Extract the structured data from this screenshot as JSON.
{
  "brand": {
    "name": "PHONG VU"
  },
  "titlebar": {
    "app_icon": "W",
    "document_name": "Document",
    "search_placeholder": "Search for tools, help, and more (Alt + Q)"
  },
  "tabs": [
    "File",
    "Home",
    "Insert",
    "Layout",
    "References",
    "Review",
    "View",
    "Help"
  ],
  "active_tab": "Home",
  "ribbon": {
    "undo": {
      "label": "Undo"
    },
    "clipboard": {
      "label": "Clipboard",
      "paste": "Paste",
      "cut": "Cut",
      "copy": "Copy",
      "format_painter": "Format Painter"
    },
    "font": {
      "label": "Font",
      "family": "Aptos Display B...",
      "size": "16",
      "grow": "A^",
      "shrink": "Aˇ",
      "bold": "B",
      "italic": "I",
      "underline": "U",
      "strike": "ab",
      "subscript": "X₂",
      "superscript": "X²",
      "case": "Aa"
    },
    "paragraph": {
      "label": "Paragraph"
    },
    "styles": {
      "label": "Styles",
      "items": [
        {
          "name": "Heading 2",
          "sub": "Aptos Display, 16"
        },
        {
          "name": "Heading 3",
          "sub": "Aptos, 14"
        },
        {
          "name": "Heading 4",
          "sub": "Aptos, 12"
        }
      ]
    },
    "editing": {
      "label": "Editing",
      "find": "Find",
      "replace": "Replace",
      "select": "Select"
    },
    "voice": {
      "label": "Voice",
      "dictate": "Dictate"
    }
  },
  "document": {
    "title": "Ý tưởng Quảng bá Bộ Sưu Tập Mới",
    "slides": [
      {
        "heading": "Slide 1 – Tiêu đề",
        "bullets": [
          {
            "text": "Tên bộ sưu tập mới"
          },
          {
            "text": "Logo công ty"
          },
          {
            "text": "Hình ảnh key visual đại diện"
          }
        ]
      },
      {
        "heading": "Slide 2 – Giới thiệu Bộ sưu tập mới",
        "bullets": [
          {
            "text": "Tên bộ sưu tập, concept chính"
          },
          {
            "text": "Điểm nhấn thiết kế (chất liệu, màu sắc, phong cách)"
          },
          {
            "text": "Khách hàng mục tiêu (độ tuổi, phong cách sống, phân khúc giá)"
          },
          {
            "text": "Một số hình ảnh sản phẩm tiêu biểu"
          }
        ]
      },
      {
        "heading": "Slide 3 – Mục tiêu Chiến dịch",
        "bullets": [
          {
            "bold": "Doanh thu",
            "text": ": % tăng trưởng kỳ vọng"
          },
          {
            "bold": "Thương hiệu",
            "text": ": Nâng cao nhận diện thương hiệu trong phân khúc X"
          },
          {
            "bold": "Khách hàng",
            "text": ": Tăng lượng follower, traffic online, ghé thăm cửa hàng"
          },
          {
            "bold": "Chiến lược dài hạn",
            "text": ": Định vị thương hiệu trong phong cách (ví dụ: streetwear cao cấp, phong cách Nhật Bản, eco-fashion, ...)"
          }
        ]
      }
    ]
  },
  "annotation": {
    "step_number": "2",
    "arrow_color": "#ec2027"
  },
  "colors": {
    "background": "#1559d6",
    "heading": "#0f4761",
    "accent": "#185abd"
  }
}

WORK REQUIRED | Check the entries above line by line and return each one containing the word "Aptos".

RESULT |
      "family": "Aptos Display B...",
          "sub": "Aptos Display, 16"
          "sub": "Aptos, 14"
          "sub": "Aptos, 12"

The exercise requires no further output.